While these three tools are incredibly useful for the initial stages of cabinet construction, they do have limitations when finishing your work. They won’t, for example, route fine edge details into your cabinet door rails and stiles. Here are a few areas where you should consider supplementing your tool arsenal:

1. Detailed Joinery

The track saw lacks the precision required for intricate joinery like creating the mortise and tenon joints common in cabinet doors. For such tasks, routers with specialized bits are the bee’s knees!

2. Edge Profiles

Achieving decorative edge profiles or beading, often seen on cabinet door frames, demands the finesse of a router table or handheld router. These tools allow woodworkers to add intricate designs and profiles that enhance the aesthetics of cabinet components.
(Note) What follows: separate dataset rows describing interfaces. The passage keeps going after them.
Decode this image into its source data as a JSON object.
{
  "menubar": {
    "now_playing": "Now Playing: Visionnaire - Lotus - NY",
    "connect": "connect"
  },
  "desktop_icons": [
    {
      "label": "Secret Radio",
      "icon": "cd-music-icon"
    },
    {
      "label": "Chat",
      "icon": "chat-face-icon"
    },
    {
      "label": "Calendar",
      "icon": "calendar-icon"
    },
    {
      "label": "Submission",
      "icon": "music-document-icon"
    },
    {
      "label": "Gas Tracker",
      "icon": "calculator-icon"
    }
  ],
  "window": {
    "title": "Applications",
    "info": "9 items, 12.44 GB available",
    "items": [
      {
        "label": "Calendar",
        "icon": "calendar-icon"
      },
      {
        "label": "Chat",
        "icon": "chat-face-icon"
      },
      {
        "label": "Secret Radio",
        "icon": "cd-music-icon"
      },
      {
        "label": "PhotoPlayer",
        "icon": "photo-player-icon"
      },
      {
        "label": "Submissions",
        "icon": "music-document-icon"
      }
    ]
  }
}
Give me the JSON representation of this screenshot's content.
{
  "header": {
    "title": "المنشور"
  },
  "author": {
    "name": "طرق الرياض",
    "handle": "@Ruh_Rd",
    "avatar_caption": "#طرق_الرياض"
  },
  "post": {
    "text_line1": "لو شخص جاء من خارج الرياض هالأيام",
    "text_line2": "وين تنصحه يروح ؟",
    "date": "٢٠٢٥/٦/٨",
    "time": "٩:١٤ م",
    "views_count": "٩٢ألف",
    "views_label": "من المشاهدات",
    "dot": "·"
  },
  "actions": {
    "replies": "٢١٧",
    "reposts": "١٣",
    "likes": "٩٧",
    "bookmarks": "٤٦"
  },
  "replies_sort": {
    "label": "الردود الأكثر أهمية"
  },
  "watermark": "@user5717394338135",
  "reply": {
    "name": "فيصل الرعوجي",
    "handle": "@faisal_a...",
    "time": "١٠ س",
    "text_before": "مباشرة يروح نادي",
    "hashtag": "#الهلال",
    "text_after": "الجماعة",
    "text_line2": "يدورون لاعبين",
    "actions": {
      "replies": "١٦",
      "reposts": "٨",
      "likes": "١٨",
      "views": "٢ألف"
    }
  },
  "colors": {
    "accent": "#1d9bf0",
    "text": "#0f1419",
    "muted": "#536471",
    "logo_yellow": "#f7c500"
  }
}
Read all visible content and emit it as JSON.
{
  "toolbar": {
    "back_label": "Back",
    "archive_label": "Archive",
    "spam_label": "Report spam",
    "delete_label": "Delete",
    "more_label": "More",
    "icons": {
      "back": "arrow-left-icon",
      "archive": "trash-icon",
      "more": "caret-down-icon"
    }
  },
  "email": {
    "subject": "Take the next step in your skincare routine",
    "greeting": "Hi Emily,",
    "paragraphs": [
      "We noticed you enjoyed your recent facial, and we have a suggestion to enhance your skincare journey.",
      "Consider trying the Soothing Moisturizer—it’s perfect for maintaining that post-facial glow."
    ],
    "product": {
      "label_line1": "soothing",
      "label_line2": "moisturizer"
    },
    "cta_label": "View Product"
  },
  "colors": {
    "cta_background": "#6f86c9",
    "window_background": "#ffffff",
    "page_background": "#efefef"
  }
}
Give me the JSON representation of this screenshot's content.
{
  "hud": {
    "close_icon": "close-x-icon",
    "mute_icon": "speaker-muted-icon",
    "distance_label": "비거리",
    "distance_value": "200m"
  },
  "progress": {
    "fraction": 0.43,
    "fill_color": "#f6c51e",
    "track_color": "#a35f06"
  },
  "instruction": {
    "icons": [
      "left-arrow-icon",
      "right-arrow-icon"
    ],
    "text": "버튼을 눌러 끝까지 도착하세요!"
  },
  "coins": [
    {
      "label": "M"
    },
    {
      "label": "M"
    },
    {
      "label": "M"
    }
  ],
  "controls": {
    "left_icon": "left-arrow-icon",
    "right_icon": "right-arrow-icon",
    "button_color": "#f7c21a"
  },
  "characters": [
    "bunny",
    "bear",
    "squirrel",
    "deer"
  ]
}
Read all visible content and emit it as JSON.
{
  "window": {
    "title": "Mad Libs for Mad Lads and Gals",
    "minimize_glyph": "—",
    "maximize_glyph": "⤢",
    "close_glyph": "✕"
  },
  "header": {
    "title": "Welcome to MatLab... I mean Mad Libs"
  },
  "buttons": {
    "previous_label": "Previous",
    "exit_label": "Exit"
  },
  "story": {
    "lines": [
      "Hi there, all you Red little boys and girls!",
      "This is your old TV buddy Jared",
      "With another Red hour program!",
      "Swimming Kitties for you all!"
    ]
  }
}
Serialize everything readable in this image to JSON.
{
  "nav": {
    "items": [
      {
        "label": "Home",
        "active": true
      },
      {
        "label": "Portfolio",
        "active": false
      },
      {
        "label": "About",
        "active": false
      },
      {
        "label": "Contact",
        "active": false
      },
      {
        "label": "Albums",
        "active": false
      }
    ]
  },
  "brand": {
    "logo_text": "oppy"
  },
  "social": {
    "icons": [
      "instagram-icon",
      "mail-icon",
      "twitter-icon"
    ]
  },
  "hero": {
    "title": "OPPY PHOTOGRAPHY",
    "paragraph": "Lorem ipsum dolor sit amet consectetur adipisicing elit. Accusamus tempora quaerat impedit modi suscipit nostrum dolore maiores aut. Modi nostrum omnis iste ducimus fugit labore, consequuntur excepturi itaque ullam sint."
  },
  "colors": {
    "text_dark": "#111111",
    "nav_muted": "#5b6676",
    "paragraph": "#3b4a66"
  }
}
3. Hardware Installation

Mounting hinges, knobs, and handles on cabinet doors and drawers necessitates accurate measurements and precise hole drilling. While the track saw and guide systems are excellent for dimensioning, drill drivers and dedicated drilling jigs and templates are necessary for exact hardware placement.

4. Finishing Touches

The final steps of cabinet construction—sanding, applying finishes, and ensuring flawless surfaces—rely on hand tools like sandpaper, scrapers, and brushes. These tools allow woodworkers to achieve a level of detail and finesse that power tools alone cannot provide.

It’s amazing how far you can get in building cabinets with a track saw and parallel guide system. Supplementing a router, arguably the most versatile woodworking tool around, is a decision you’ll likely not regret.

20th Feb 2024 Eric

Recent Posts